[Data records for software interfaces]

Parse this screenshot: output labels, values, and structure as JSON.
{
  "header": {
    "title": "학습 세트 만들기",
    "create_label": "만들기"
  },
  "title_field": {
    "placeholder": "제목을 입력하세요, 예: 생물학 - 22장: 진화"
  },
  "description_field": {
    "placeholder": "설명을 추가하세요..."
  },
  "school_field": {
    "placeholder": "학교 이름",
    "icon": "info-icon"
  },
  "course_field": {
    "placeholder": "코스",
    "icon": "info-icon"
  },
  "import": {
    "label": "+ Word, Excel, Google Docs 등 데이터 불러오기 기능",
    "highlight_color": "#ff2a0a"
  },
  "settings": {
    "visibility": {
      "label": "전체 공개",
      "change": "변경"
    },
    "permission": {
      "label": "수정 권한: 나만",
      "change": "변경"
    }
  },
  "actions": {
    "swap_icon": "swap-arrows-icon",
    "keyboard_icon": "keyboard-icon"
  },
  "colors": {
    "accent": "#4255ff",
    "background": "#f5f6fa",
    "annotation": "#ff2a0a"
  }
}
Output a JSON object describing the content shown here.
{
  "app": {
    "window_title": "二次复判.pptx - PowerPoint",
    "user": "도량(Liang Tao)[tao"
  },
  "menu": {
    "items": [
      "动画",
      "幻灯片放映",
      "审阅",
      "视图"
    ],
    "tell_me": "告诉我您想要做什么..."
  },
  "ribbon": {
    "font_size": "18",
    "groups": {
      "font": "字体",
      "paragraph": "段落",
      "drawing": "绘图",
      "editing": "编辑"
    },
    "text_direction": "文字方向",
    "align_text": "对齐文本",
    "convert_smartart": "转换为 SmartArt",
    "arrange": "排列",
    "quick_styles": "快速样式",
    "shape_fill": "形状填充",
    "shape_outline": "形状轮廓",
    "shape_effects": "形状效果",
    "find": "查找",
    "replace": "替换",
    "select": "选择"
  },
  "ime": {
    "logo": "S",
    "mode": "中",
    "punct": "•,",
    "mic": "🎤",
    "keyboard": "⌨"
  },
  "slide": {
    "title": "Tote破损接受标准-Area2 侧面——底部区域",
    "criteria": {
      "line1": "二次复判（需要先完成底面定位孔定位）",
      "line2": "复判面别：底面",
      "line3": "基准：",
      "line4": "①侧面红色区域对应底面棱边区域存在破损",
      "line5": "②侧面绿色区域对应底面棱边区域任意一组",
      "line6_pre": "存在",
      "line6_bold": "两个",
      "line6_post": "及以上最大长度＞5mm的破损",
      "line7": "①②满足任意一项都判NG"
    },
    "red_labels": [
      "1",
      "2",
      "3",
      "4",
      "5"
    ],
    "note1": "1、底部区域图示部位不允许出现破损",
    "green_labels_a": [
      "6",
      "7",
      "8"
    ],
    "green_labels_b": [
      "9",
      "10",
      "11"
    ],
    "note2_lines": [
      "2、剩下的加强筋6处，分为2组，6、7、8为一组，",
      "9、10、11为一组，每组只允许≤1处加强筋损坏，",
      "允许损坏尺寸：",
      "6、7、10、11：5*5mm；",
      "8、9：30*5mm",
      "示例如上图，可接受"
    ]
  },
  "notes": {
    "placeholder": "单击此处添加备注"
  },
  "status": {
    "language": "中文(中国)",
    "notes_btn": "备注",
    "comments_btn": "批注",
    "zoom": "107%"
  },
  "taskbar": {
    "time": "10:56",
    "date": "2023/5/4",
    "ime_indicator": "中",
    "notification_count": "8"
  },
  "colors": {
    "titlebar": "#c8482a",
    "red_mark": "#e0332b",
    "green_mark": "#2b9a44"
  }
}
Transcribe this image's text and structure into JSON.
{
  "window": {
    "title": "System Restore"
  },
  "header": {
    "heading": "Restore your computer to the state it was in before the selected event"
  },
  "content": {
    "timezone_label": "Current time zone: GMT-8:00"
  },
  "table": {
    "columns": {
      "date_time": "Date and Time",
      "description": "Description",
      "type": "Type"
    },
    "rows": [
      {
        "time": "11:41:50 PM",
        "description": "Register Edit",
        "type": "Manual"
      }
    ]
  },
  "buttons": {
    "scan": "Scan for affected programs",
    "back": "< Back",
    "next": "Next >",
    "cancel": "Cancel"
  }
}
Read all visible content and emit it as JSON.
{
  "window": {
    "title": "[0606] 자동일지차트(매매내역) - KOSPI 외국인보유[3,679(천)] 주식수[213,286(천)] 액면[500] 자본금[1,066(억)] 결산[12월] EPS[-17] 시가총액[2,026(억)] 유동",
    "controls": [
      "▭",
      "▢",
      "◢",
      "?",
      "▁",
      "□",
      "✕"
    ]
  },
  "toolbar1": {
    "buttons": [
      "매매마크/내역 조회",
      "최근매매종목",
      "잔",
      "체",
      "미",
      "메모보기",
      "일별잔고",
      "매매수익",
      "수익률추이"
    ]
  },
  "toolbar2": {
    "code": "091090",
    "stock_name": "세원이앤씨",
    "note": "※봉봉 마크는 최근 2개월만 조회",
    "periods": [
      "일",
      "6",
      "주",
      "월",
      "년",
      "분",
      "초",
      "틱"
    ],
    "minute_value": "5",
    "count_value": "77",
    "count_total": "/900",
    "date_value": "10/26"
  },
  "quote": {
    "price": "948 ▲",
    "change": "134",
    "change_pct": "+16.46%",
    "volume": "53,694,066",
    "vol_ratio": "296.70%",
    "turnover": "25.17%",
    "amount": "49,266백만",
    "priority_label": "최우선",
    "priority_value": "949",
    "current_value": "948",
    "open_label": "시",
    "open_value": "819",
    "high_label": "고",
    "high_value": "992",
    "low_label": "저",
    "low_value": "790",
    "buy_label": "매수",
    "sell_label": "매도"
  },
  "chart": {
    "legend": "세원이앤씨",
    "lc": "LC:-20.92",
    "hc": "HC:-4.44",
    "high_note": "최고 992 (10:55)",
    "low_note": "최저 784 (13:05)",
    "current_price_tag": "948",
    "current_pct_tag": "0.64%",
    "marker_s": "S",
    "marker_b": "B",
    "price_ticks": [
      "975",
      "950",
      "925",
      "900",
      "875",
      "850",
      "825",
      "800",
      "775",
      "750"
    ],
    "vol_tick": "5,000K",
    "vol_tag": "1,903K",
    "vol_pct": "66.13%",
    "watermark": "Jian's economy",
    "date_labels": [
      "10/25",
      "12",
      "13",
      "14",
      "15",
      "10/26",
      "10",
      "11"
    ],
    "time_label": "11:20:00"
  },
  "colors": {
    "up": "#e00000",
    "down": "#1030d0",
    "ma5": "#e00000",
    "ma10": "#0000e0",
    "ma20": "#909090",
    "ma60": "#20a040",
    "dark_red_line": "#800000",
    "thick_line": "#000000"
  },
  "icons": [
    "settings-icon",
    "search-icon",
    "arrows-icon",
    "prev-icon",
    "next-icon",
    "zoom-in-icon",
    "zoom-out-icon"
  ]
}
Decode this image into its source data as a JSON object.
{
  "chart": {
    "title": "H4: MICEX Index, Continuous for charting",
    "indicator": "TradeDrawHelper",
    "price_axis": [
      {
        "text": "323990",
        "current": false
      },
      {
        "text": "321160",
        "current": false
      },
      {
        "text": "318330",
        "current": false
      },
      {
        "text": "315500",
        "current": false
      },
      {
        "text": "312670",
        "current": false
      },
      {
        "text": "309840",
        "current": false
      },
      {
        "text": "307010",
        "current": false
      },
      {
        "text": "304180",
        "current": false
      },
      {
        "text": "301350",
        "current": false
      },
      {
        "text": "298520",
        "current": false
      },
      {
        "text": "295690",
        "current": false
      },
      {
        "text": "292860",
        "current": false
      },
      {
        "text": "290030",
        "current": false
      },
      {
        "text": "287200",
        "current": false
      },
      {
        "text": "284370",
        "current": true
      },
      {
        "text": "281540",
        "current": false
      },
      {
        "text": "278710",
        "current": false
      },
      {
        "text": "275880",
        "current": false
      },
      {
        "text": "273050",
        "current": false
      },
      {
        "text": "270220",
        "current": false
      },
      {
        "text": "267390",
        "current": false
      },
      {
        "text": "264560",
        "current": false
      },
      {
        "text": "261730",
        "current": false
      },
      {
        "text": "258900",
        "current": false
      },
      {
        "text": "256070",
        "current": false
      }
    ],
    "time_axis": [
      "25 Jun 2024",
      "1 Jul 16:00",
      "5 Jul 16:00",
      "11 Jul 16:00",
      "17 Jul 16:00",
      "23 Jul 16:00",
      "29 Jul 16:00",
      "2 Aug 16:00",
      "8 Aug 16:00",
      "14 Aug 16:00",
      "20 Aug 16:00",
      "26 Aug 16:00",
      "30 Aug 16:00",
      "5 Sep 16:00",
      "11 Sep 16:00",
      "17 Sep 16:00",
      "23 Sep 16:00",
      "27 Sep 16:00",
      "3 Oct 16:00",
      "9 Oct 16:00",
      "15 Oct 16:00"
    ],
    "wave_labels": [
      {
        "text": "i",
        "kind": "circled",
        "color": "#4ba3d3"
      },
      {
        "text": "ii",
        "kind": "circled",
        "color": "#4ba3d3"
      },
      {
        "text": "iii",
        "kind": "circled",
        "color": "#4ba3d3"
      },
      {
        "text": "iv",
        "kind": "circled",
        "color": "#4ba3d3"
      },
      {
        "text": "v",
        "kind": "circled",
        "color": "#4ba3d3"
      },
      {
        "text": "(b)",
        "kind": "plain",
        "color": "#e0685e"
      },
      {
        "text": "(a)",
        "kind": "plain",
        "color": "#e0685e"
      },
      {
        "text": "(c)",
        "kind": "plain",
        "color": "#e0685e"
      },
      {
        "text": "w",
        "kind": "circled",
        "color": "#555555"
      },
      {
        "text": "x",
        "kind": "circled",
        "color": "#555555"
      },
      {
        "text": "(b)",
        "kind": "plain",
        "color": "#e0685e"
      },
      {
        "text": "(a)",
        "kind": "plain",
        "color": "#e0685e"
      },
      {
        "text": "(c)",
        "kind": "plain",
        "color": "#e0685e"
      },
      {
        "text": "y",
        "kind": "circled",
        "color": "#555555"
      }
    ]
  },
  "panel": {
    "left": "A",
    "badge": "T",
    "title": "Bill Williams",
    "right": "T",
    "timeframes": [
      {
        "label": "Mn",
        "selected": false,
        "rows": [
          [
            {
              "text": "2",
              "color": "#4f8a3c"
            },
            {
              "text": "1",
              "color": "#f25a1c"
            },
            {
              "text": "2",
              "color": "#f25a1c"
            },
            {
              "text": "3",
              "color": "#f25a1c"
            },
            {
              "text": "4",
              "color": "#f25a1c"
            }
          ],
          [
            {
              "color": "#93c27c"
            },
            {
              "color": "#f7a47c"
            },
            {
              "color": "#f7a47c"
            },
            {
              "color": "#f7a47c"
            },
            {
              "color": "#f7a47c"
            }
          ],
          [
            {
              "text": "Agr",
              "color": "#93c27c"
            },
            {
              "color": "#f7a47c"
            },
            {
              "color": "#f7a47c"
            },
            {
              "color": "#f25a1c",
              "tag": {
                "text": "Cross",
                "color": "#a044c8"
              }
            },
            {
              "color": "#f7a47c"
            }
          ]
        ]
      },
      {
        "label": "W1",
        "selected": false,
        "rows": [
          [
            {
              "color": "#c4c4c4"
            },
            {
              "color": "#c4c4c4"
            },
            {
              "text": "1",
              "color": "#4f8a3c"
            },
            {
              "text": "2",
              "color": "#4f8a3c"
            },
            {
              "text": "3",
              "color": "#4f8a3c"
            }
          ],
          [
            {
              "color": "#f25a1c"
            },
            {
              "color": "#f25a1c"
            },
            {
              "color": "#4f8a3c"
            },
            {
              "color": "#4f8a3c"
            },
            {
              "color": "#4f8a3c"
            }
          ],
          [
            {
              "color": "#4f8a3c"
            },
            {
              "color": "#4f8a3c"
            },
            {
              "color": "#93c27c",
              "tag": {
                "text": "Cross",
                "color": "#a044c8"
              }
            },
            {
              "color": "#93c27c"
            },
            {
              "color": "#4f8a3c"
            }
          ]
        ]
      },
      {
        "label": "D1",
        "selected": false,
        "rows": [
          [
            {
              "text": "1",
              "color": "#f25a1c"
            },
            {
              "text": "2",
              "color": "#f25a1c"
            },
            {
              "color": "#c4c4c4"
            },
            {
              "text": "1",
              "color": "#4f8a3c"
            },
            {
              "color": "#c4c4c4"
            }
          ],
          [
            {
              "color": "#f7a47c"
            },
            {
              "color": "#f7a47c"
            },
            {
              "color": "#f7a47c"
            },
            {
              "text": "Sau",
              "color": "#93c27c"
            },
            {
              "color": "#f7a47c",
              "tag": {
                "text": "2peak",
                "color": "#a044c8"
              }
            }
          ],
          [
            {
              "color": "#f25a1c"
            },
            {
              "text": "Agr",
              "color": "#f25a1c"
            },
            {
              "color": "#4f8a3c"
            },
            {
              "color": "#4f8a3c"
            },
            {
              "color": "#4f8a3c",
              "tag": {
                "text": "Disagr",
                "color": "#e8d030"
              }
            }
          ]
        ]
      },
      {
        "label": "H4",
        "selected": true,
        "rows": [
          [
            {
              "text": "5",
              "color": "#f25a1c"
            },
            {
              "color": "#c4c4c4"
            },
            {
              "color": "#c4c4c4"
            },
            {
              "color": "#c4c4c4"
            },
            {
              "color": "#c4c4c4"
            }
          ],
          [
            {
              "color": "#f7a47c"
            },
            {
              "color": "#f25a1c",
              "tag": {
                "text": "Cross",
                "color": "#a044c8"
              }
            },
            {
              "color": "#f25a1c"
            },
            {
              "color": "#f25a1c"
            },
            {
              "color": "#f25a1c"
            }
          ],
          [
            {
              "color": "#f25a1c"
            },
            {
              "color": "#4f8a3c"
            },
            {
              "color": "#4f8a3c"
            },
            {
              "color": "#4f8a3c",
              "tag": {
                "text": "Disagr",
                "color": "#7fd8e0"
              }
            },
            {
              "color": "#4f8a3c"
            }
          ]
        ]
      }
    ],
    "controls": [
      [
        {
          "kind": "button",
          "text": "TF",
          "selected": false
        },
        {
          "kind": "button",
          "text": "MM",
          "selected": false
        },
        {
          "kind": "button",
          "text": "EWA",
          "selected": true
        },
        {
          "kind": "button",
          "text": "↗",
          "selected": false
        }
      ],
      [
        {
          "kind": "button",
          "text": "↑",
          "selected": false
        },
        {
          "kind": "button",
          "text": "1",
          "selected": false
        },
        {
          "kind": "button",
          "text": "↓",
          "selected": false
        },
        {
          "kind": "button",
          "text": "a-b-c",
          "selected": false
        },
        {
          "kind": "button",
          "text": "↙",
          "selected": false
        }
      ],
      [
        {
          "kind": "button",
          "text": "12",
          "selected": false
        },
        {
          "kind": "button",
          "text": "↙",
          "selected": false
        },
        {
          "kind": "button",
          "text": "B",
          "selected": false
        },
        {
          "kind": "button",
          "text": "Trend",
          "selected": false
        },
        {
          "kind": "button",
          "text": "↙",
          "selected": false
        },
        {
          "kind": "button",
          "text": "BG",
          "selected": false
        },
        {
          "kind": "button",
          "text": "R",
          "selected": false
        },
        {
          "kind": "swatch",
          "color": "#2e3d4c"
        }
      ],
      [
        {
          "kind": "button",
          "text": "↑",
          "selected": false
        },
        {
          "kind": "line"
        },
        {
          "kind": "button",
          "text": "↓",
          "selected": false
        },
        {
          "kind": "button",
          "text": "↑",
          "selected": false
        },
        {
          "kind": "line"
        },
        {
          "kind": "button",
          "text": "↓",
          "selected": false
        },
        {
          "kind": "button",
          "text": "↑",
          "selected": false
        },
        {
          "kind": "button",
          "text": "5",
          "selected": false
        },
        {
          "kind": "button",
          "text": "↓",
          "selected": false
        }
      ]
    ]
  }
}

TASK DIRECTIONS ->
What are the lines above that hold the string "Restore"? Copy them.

EXERCISE RESPONSE ->
    "title": "System Restore"
    "heading": "Restore your computer to the state it was in before the selected event"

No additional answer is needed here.